→ Activity
If a line below includes the string "dates", copy it.
○ ○ ○ ○ ○ ○ ○
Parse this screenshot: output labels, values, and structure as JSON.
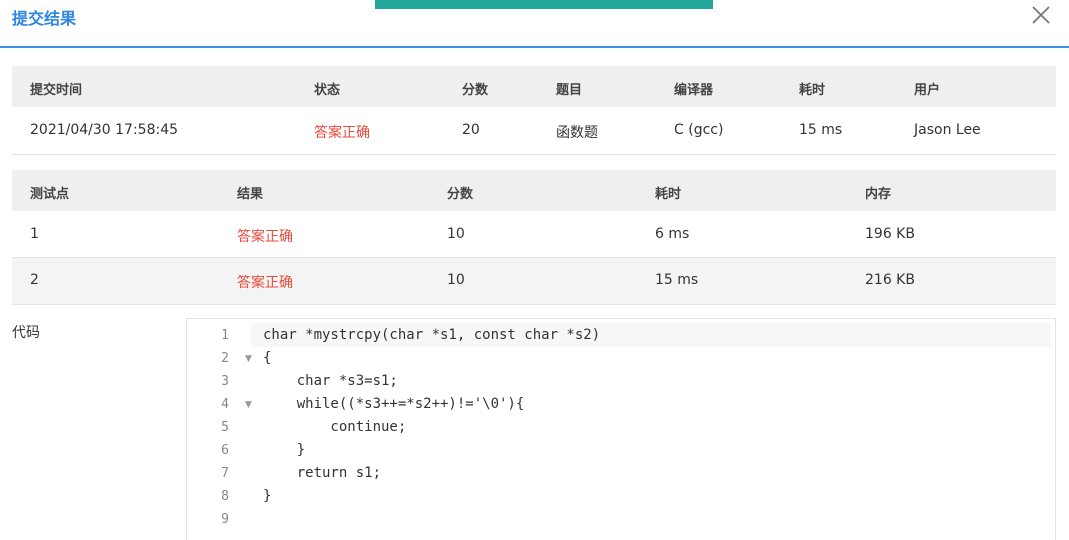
{
  "header": {
    "title": "提交结果"
  },
  "summary": {
    "columns": [
      "提交时间",
      "状态",
      "分数",
      "题目",
      "编译器",
      "耗时",
      "用户"
    ],
    "row": {
      "time": "2021/04/30 17:58:45",
      "status": "答案正确",
      "score": "20",
      "problem": "函数题",
      "compiler": "C (gcc)",
      "duration": "15 ms",
      "user": "Jason Lee"
    }
  },
  "tests": {
    "columns": [
      "测试点",
      "结果",
      "分数",
      "耗时",
      "内存"
    ],
    "rows": [
      {
        "id": "1",
        "result": "答案正确",
        "score": "10",
        "duration": "6 ms",
        "memory": "196 KB"
      },
      {
        "id": "2",
        "result": "答案正确",
        "score": "10",
        "duration": "15 ms",
        "memory": "216 KB"
      }
    ]
  },
  "code": {
    "label": "代码",
    "line_numbers": [
      "1",
      "2",
      "3",
      "4",
      "5",
      "6",
      "7",
      "8",
      "9"
    ],
    "lines": [
      "char *mystrcpy(char *s1, const char *s2)",
      "{",
      "    char *s3=s1;",
      "    while((*s3++=*s2++)!='\\0'){",
      "        continue;",
      "    }",
      "    return s1;",
      "}",
      ""
    ]
  },
  "colors": {
    "accent": "#2f86e3",
    "green_bar": "#21a697",
    "status_ok": "#e64a3b"
  }
}
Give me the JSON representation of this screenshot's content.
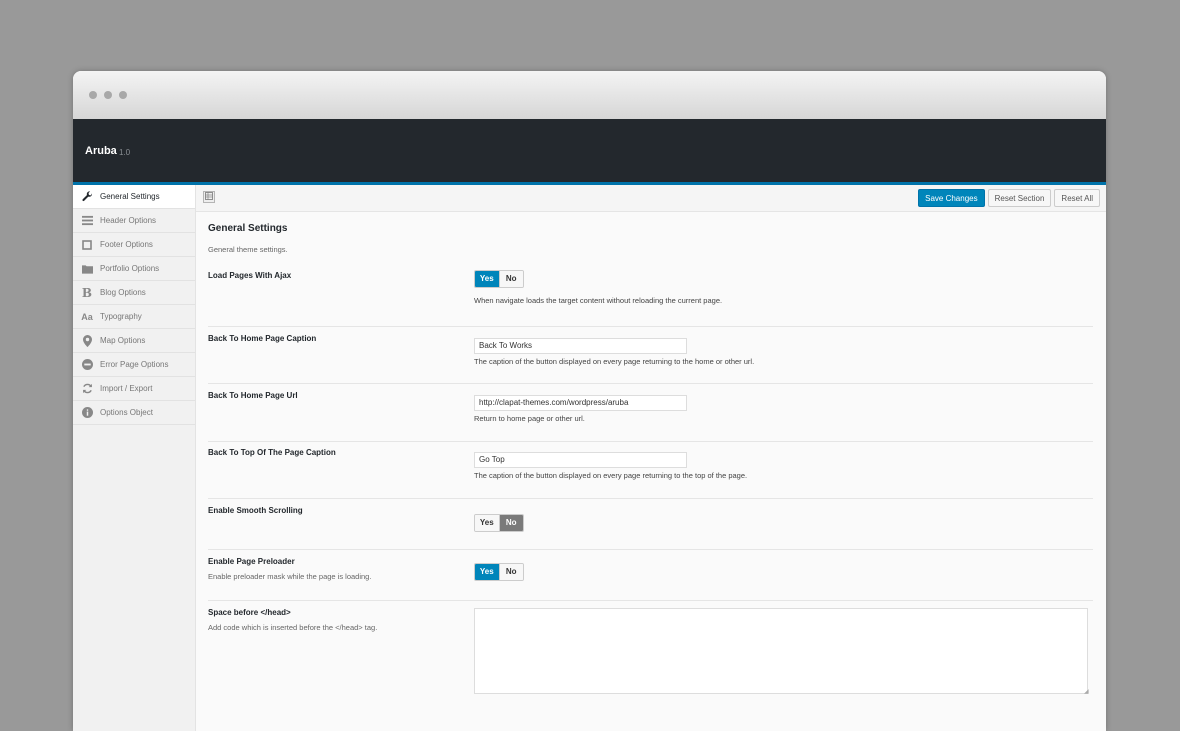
{
  "app": {
    "name": "Aruba",
    "version": "1.0"
  },
  "sidebar": {
    "items": [
      {
        "label": "General Settings",
        "icon": "wrench-icon",
        "active": true
      },
      {
        "label": "Header Options",
        "icon": "menu-lines-icon"
      },
      {
        "label": "Footer Options",
        "icon": "square-icon"
      },
      {
        "label": "Portfolio Options",
        "icon": "folder-icon"
      },
      {
        "label": "Blog Options",
        "icon": "b-letter-icon"
      },
      {
        "label": "Typography",
        "icon": "typography-icon"
      },
      {
        "label": "Map Options",
        "icon": "map-pin-icon"
      },
      {
        "label": "Error Page Options",
        "icon": "minus-circle-icon"
      },
      {
        "label": "Import / Export",
        "icon": "refresh-icon"
      },
      {
        "label": "Options Object",
        "icon": "info-icon"
      }
    ]
  },
  "toolbar": {
    "save_label": "Save Changes",
    "reset_section_label": "Reset Section",
    "reset_all_label": "Reset All"
  },
  "section": {
    "title": "General Settings",
    "description": "General theme settings."
  },
  "fields": {
    "ajax": {
      "label": "Load Pages With Ajax",
      "yes": "Yes",
      "no": "No",
      "value": "Yes",
      "help": "When navigate loads the target content without reloading the current page."
    },
    "home_caption": {
      "label": "Back To Home Page Caption",
      "value": "Back To Works",
      "help": "The caption of the button displayed on every page returning to the home or other url."
    },
    "home_url": {
      "label": "Back To Home Page Url",
      "value": "http://clapat-themes.com/wordpress/aruba",
      "help": "Return to home page or other url."
    },
    "top_caption": {
      "label": "Back To Top Of The Page Caption",
      "value": "Go Top",
      "help": "The caption of the button displayed on every page returning to the top of the page."
    },
    "smooth_scroll": {
      "label": "Enable Smooth Scrolling",
      "yes": "Yes",
      "no": "No",
      "value": "No"
    },
    "preloader": {
      "label": "Enable Page Preloader",
      "sub": "Enable preloader mask while the page is loading.",
      "yes": "Yes",
      "no": "No",
      "value": "Yes"
    },
    "space_head": {
      "label": "Space before </head>",
      "sub": "Add code which is inserted before the </head> tag.",
      "value": ""
    }
  },
  "colors": {
    "accent": "#0085ba",
    "header_bg": "#23282d",
    "header_border": "#0073aa"
  }
}
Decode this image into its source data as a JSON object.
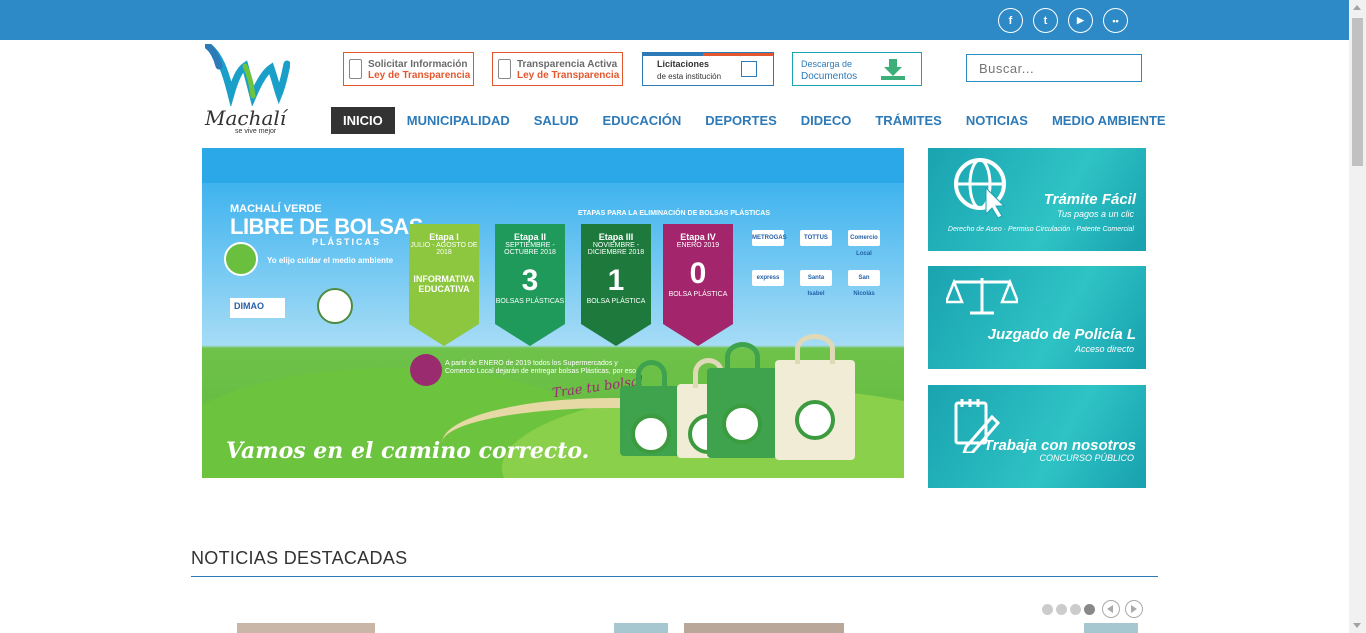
{
  "social": [
    {
      "name": "facebook-icon",
      "glyph": "f"
    },
    {
      "name": "twitter-icon",
      "glyph": "t"
    },
    {
      "name": "youtube-icon",
      "glyph": "▶"
    },
    {
      "name": "flickr-icon",
      "glyph": "••"
    }
  ],
  "logo": {
    "name": "Machalí",
    "tagline": "se vive mejor"
  },
  "header_buttons": {
    "solicitar": {
      "line1": "Solicitar Información",
      "line2": "Ley de Transparencia"
    },
    "transparencia": {
      "line1": "Transparencia Activa",
      "line2": "Ley de Transparencia"
    },
    "licitaciones": {
      "line1": "Licitaciones",
      "line2": "de esta institución"
    },
    "descarga": {
      "line1": "Descarga de",
      "line2": "Documentos"
    }
  },
  "search": {
    "placeholder": "Buscar..."
  },
  "nav": [
    "INICIO",
    "MUNICIPALIDAD",
    "SALUD",
    "EDUCACIÓN",
    "DEPORTES",
    "DIDECO",
    "TRÁMITES",
    "NOTICIAS",
    "MEDIO AMBIENTE"
  ],
  "banner": {
    "title_small": "MACHALÍ VERDE",
    "title_big": "LIBRE DE BOLSAS",
    "title_sub": "PLÁSTICAS",
    "subtitle": "Yo elijo cuidar el medio ambiente",
    "dimao": "DIMAO",
    "etapas_header": "ETAPAS PARA LA ELIMINACIÓN DE BOLSAS PLÁSTICAS",
    "stages": [
      {
        "title": "Etapa I",
        "dates": "JULIO - AGOSTO DE 2018",
        "big": "INFORMATIVA EDUCATIVA",
        "foot": "",
        "color": "#8dc63f"
      },
      {
        "title": "Etapa II",
        "dates": "SEPTIEMBRE - OCTUBRE 2018",
        "big": "3",
        "foot": "BOLSAS PLÁSTICAS",
        "color": "#1f9a5a"
      },
      {
        "title": "Etapa III",
        "dates": "NOVIEMBRE - DICIEMBRE 2018",
        "big": "1",
        "foot": "BOLSA PLÁSTICA",
        "color": "#1d7a3c"
      },
      {
        "title": "Etapa IV",
        "dates": "ENERO 2019",
        "big": "0",
        "foot": "BOLSA PLÁSTICA",
        "color": "#a3256b"
      }
    ],
    "partir_text": "A partir de ENERO de 2019 todos los Supermercados y Comercio Local dejarán de entregar bolsas Plásticas, por eso...",
    "trae": "Trae tu bolsa!",
    "slogan": "Vamos en el camino correcto.",
    "sponsors": [
      "METROGAS",
      "TOTTUS",
      "Comercio Local",
      "express",
      "Santa Isabel",
      "San Nicolás"
    ]
  },
  "side_cards": [
    {
      "title": "Trámite Fácil",
      "subtitle": "Tus pagos a un clic",
      "footer": "Derecho de Aseo · Permiso Circulación · Patente Comercial",
      "icon": "globe-cursor-icon"
    },
    {
      "title": "Juzgado de Policía L",
      "subtitle": "Acceso directo",
      "footer": "",
      "icon": "scales-icon"
    },
    {
      "title": "Trabaja con nosotros",
      "subtitle": "CONCURSO PÚBLICO",
      "footer": "",
      "icon": "notepad-pen-icon"
    }
  ],
  "news": {
    "title": "NOTICIAS DESTACADAS"
  },
  "colors": {
    "brand_blue": "#2d8ac7",
    "nav_blue": "#2d7ab8",
    "orange": "#e4572e",
    "teal": "#1aa3b0"
  }
}
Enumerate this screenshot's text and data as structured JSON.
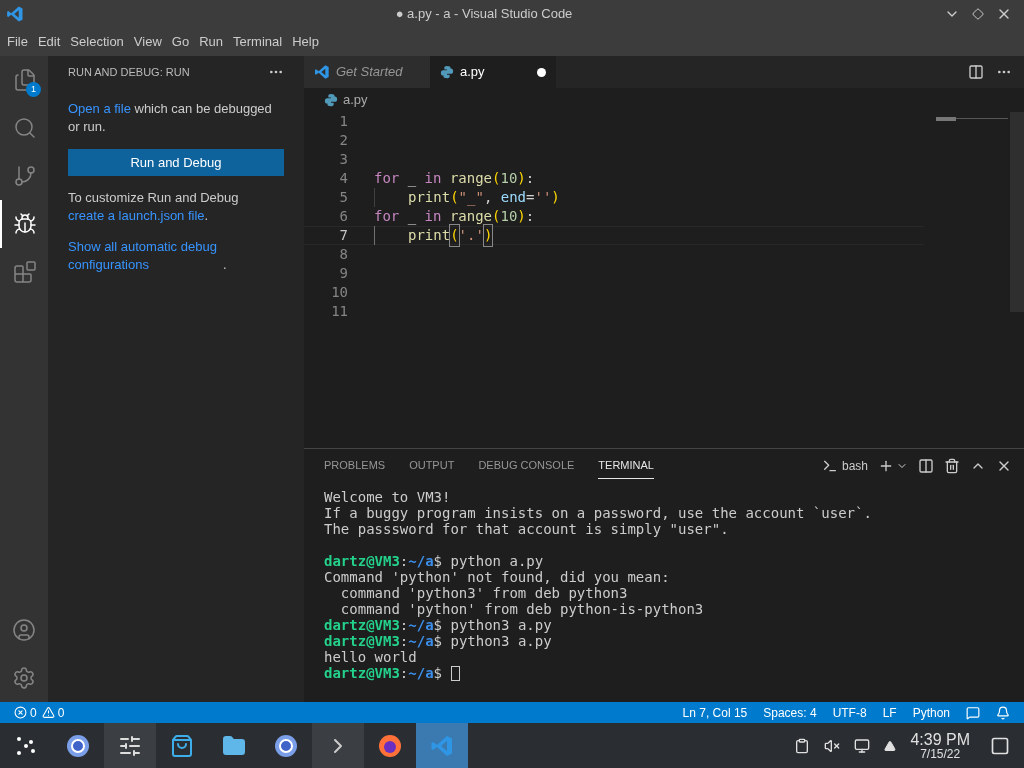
{
  "window": {
    "title": "● a.py - a - Visual Studio Code"
  },
  "menu": [
    "File",
    "Edit",
    "Selection",
    "View",
    "Go",
    "Run",
    "Terminal",
    "Help"
  ],
  "activity_bar": [
    {
      "kind": "files",
      "selected": false,
      "badge": "1"
    },
    {
      "kind": "search",
      "selected": false
    },
    {
      "kind": "source-control",
      "selected": false
    },
    {
      "kind": "run-debug",
      "selected": true
    },
    {
      "kind": "extensions",
      "selected": false
    }
  ],
  "activity_bottom": [
    {
      "kind": "account"
    },
    {
      "kind": "settings"
    }
  ],
  "sidebar": {
    "title": "RUN AND DEBUG: RUN",
    "intro": {
      "link": "Open a file",
      "text": " which can be debugged or run."
    },
    "button": "Run and Debug",
    "customize": {
      "text": "To customize Run and Debug",
      "link": "create a launch.json file",
      "tail": "."
    },
    "show_all": {
      "link": "Show all automatic debug configurations",
      "tail": "."
    }
  },
  "editor_tabs": [
    {
      "label": "Get Started",
      "kind": "welcome",
      "selected": false,
      "preview": true,
      "dirty": false
    },
    {
      "label": "a.py",
      "kind": "python",
      "selected": true,
      "preview": false,
      "dirty": true
    }
  ],
  "breadcrumb": "a.py",
  "code_lines": [
    {
      "number": "1",
      "current": false,
      "indented": false
    },
    {
      "number": "2",
      "current": false,
      "indented": false
    },
    {
      "number": "3",
      "current": false,
      "indented": false
    },
    {
      "number": "4",
      "current": false,
      "indented": false,
      "tokens": [
        {
          "kind": "keyword",
          "text": "for"
        },
        {
          "kind": "plain",
          "text": " _ "
        },
        {
          "kind": "keyword",
          "text": "in "
        },
        {
          "kind": "function",
          "text": "range"
        },
        {
          "kind": "paren",
          "text": "("
        },
        {
          "kind": "number",
          "text": "10"
        },
        {
          "kind": "paren",
          "text": ")"
        },
        {
          "kind": "plain",
          "text": ":"
        }
      ]
    },
    {
      "number": "5",
      "current": false,
      "indented": true,
      "tokens": [
        {
          "kind": "function",
          "text": "print"
        },
        {
          "kind": "paren",
          "text": "("
        },
        {
          "kind": "string",
          "text": "\"_\""
        },
        {
          "kind": "plain",
          "text": ", "
        },
        {
          "kind": "param",
          "text": "end"
        },
        {
          "kind": "plain",
          "text": "="
        },
        {
          "kind": "string",
          "text": "''"
        },
        {
          "kind": "paren",
          "text": ")"
        }
      ]
    },
    {
      "number": "6",
      "current": false,
      "indented": false,
      "tokens": [
        {
          "kind": "keyword",
          "text": "for"
        },
        {
          "kind": "plain",
          "text": " _ "
        },
        {
          "kind": "keyword",
          "text": "in "
        },
        {
          "kind": "function",
          "text": "range"
        },
        {
          "kind": "paren",
          "text": "("
        },
        {
          "kind": "number",
          "text": "10"
        },
        {
          "kind": "paren",
          "text": ")"
        },
        {
          "kind": "plain",
          "text": ":"
        }
      ]
    },
    {
      "number": "7",
      "current": true,
      "indented": true,
      "tokens": [
        {
          "kind": "function",
          "text": "print"
        },
        {
          "kind": "matched-paren",
          "text": "("
        },
        {
          "kind": "string",
          "text": "'.'"
        },
        {
          "kind": "matched-paren",
          "text": ")"
        }
      ]
    },
    {
      "number": "8",
      "current": false,
      "indented": false
    },
    {
      "number": "9",
      "current": false,
      "indented": false
    },
    {
      "number": "10",
      "current": false,
      "indented": false
    },
    {
      "number": "11",
      "current": false,
      "indented": false
    }
  ],
  "panel_tabs": [
    {
      "label": "PROBLEMS",
      "selected": false
    },
    {
      "label": "OUTPUT",
      "selected": false
    },
    {
      "label": "DEBUG CONSOLE",
      "selected": false
    },
    {
      "label": "TERMINAL",
      "selected": true
    }
  ],
  "terminal_name": "bash",
  "terminal_lines": [
    {
      "kind": "text",
      "segments": [
        {
          "kind": "out",
          "text": "Welcome to VM3!"
        }
      ]
    },
    {
      "kind": "text",
      "segments": [
        {
          "kind": "out",
          "text": "If a buggy program insists on a password, use the account `user`."
        }
      ]
    },
    {
      "kind": "text",
      "segments": [
        {
          "kind": "out",
          "text": "The passsword for that account is simply \"user\"."
        }
      ]
    },
    {
      "kind": "blank"
    },
    {
      "kind": "text",
      "segments": [
        {
          "kind": "user",
          "text": "dartz@VM3"
        },
        {
          "kind": "out",
          "text": ":"
        },
        {
          "kind": "path",
          "text": "~/a"
        },
        {
          "kind": "out",
          "text": "$ python a.py"
        }
      ]
    },
    {
      "kind": "text",
      "segments": [
        {
          "kind": "out",
          "text": "Command 'python' not found, did you mean:"
        }
      ]
    },
    {
      "kind": "text",
      "segments": [
        {
          "kind": "out",
          "text": "  command 'python3' from deb python3"
        }
      ]
    },
    {
      "kind": "text",
      "segments": [
        {
          "kind": "out",
          "text": "  command 'python' from deb python-is-python3"
        }
      ]
    },
    {
      "kind": "text",
      "segments": [
        {
          "kind": "user",
          "text": "dartz@VM3"
        },
        {
          "kind": "out",
          "text": ":"
        },
        {
          "kind": "path",
          "text": "~/a"
        },
        {
          "kind": "out",
          "text": "$ python3 a.py"
        }
      ]
    },
    {
      "kind": "text",
      "segments": [
        {
          "kind": "user",
          "text": "dartz@VM3"
        },
        {
          "kind": "out",
          "text": ":"
        },
        {
          "kind": "path",
          "text": "~/a"
        },
        {
          "kind": "out",
          "text": "$ python3 a.py"
        }
      ]
    },
    {
      "kind": "text",
      "segments": [
        {
          "kind": "out",
          "text": "hello world"
        }
      ]
    },
    {
      "kind": "text",
      "cursor": true,
      "segments": [
        {
          "kind": "user",
          "text": "dartz@VM3"
        },
        {
          "kind": "out",
          "text": ":"
        },
        {
          "kind": "path",
          "text": "~/a"
        },
        {
          "kind": "out",
          "text": "$"
        }
      ]
    }
  ],
  "status_bar": {
    "errors": "0",
    "warnings": "0",
    "items": [
      "Ln 7, Col 15",
      "Spaces: 4",
      "UTF-8",
      "LF",
      "Python"
    ]
  },
  "taskbar": {
    "apps": [
      {
        "kind": "launcher",
        "selected": false,
        "running": false
      },
      {
        "kind": "browser",
        "selected": false,
        "running": false
      },
      {
        "kind": "system-settings",
        "selected": false,
        "running": true
      },
      {
        "kind": "store",
        "selected": false,
        "running": false
      },
      {
        "kind": "files",
        "selected": false,
        "running": false
      },
      {
        "kind": "browser",
        "selected": false,
        "running": false
      },
      {
        "kind": "terminal",
        "selected": false,
        "running": true
      },
      {
        "kind": "firefox",
        "selected": false,
        "running": false
      },
      {
        "kind": "vscode",
        "selected": true,
        "running": true
      }
    ],
    "time": "4:39 PM",
    "date": "7/15/22"
  }
}
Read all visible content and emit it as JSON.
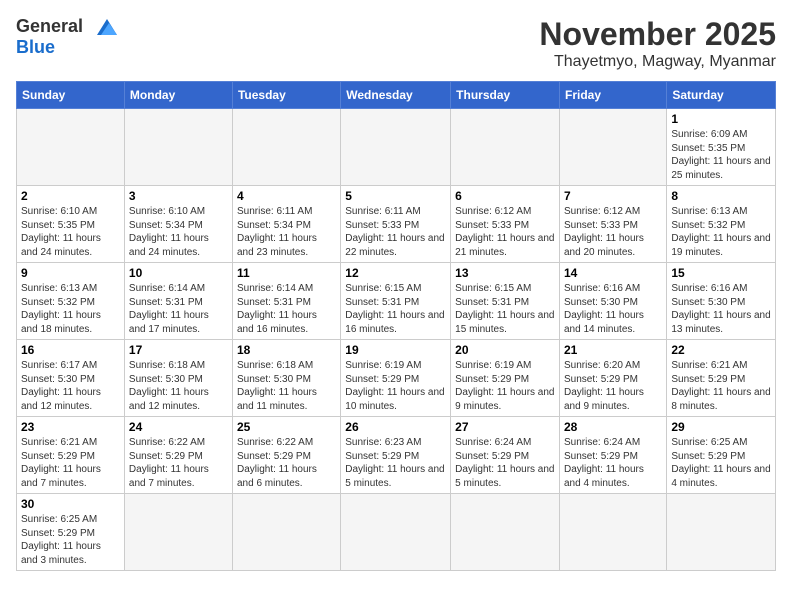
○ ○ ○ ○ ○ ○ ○
→ Task solution
        "dates": "JULIO - AGOSTO DE 2018",
        "dates": "SEPTIEMBRE - OCTUBRE 2018",
        "dates": "NOVIEMBRE - DICIEMBRE 2018",
        "dates": "ENERO 2019",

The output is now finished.